> [Entries from a dataset of interfaces]:
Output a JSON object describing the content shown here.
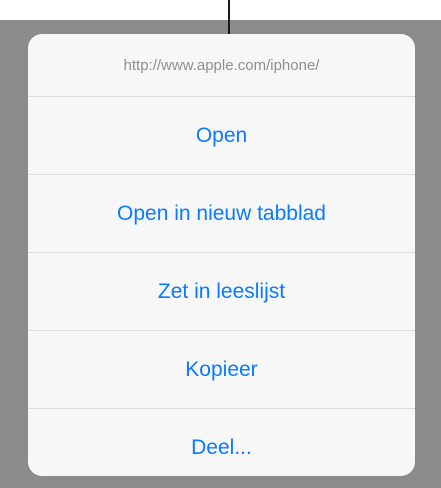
{
  "menu": {
    "url": "http://www.apple.com/iphone/",
    "actions": [
      {
        "label": "Open"
      },
      {
        "label": "Open in nieuw tabblad"
      },
      {
        "label": "Zet in leeslijst"
      },
      {
        "label": "Kopieer"
      },
      {
        "label": "Deel..."
      }
    ]
  },
  "colors": {
    "accent": "#0a7aff",
    "url_text": "#8e8e93",
    "sheet_background": "#f7f7f7",
    "dimmed_backdrop": "#8c8c8c"
  }
}
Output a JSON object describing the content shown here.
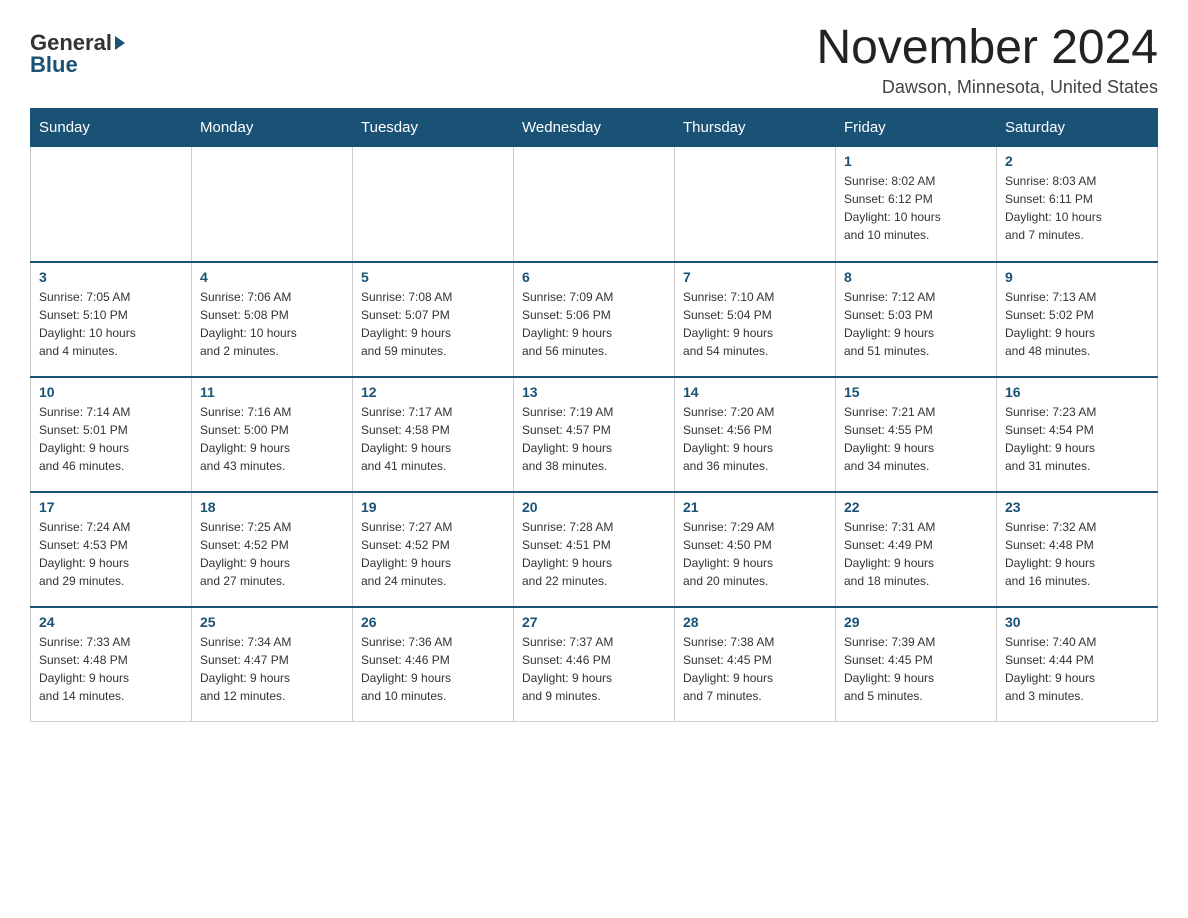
{
  "header": {
    "logo_general": "General",
    "logo_blue": "Blue",
    "month_title": "November 2024",
    "location": "Dawson, Minnesota, United States"
  },
  "days_of_week": [
    "Sunday",
    "Monday",
    "Tuesday",
    "Wednesday",
    "Thursday",
    "Friday",
    "Saturday"
  ],
  "weeks": [
    {
      "days": [
        {
          "number": "",
          "info": ""
        },
        {
          "number": "",
          "info": ""
        },
        {
          "number": "",
          "info": ""
        },
        {
          "number": "",
          "info": ""
        },
        {
          "number": "",
          "info": ""
        },
        {
          "number": "1",
          "info": "Sunrise: 8:02 AM\nSunset: 6:12 PM\nDaylight: 10 hours\nand 10 minutes."
        },
        {
          "number": "2",
          "info": "Sunrise: 8:03 AM\nSunset: 6:11 PM\nDaylight: 10 hours\nand 7 minutes."
        }
      ]
    },
    {
      "days": [
        {
          "number": "3",
          "info": "Sunrise: 7:05 AM\nSunset: 5:10 PM\nDaylight: 10 hours\nand 4 minutes."
        },
        {
          "number": "4",
          "info": "Sunrise: 7:06 AM\nSunset: 5:08 PM\nDaylight: 10 hours\nand 2 minutes."
        },
        {
          "number": "5",
          "info": "Sunrise: 7:08 AM\nSunset: 5:07 PM\nDaylight: 9 hours\nand 59 minutes."
        },
        {
          "number": "6",
          "info": "Sunrise: 7:09 AM\nSunset: 5:06 PM\nDaylight: 9 hours\nand 56 minutes."
        },
        {
          "number": "7",
          "info": "Sunrise: 7:10 AM\nSunset: 5:04 PM\nDaylight: 9 hours\nand 54 minutes."
        },
        {
          "number": "8",
          "info": "Sunrise: 7:12 AM\nSunset: 5:03 PM\nDaylight: 9 hours\nand 51 minutes."
        },
        {
          "number": "9",
          "info": "Sunrise: 7:13 AM\nSunset: 5:02 PM\nDaylight: 9 hours\nand 48 minutes."
        }
      ]
    },
    {
      "days": [
        {
          "number": "10",
          "info": "Sunrise: 7:14 AM\nSunset: 5:01 PM\nDaylight: 9 hours\nand 46 minutes."
        },
        {
          "number": "11",
          "info": "Sunrise: 7:16 AM\nSunset: 5:00 PM\nDaylight: 9 hours\nand 43 minutes."
        },
        {
          "number": "12",
          "info": "Sunrise: 7:17 AM\nSunset: 4:58 PM\nDaylight: 9 hours\nand 41 minutes."
        },
        {
          "number": "13",
          "info": "Sunrise: 7:19 AM\nSunset: 4:57 PM\nDaylight: 9 hours\nand 38 minutes."
        },
        {
          "number": "14",
          "info": "Sunrise: 7:20 AM\nSunset: 4:56 PM\nDaylight: 9 hours\nand 36 minutes."
        },
        {
          "number": "15",
          "info": "Sunrise: 7:21 AM\nSunset: 4:55 PM\nDaylight: 9 hours\nand 34 minutes."
        },
        {
          "number": "16",
          "info": "Sunrise: 7:23 AM\nSunset: 4:54 PM\nDaylight: 9 hours\nand 31 minutes."
        }
      ]
    },
    {
      "days": [
        {
          "number": "17",
          "info": "Sunrise: 7:24 AM\nSunset: 4:53 PM\nDaylight: 9 hours\nand 29 minutes."
        },
        {
          "number": "18",
          "info": "Sunrise: 7:25 AM\nSunset: 4:52 PM\nDaylight: 9 hours\nand 27 minutes."
        },
        {
          "number": "19",
          "info": "Sunrise: 7:27 AM\nSunset: 4:52 PM\nDaylight: 9 hours\nand 24 minutes."
        },
        {
          "number": "20",
          "info": "Sunrise: 7:28 AM\nSunset: 4:51 PM\nDaylight: 9 hours\nand 22 minutes."
        },
        {
          "number": "21",
          "info": "Sunrise: 7:29 AM\nSunset: 4:50 PM\nDaylight: 9 hours\nand 20 minutes."
        },
        {
          "number": "22",
          "info": "Sunrise: 7:31 AM\nSunset: 4:49 PM\nDaylight: 9 hours\nand 18 minutes."
        },
        {
          "number": "23",
          "info": "Sunrise: 7:32 AM\nSunset: 4:48 PM\nDaylight: 9 hours\nand 16 minutes."
        }
      ]
    },
    {
      "days": [
        {
          "number": "24",
          "info": "Sunrise: 7:33 AM\nSunset: 4:48 PM\nDaylight: 9 hours\nand 14 minutes."
        },
        {
          "number": "25",
          "info": "Sunrise: 7:34 AM\nSunset: 4:47 PM\nDaylight: 9 hours\nand 12 minutes."
        },
        {
          "number": "26",
          "info": "Sunrise: 7:36 AM\nSunset: 4:46 PM\nDaylight: 9 hours\nand 10 minutes."
        },
        {
          "number": "27",
          "info": "Sunrise: 7:37 AM\nSunset: 4:46 PM\nDaylight: 9 hours\nand 9 minutes."
        },
        {
          "number": "28",
          "info": "Sunrise: 7:38 AM\nSunset: 4:45 PM\nDaylight: 9 hours\nand 7 minutes."
        },
        {
          "number": "29",
          "info": "Sunrise: 7:39 AM\nSunset: 4:45 PM\nDaylight: 9 hours\nand 5 minutes."
        },
        {
          "number": "30",
          "info": "Sunrise: 7:40 AM\nSunset: 4:44 PM\nDaylight: 9 hours\nand 3 minutes."
        }
      ]
    }
  ]
}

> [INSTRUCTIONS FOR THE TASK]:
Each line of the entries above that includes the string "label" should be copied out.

> [ANSWER TO THIS PROBLEM]:
        "label": "Open"
        "label": "Open in nieuw tabblad"
        "label": "Zet in leeslijst"
        "label": "Kopieer"
        "label": "Deel..."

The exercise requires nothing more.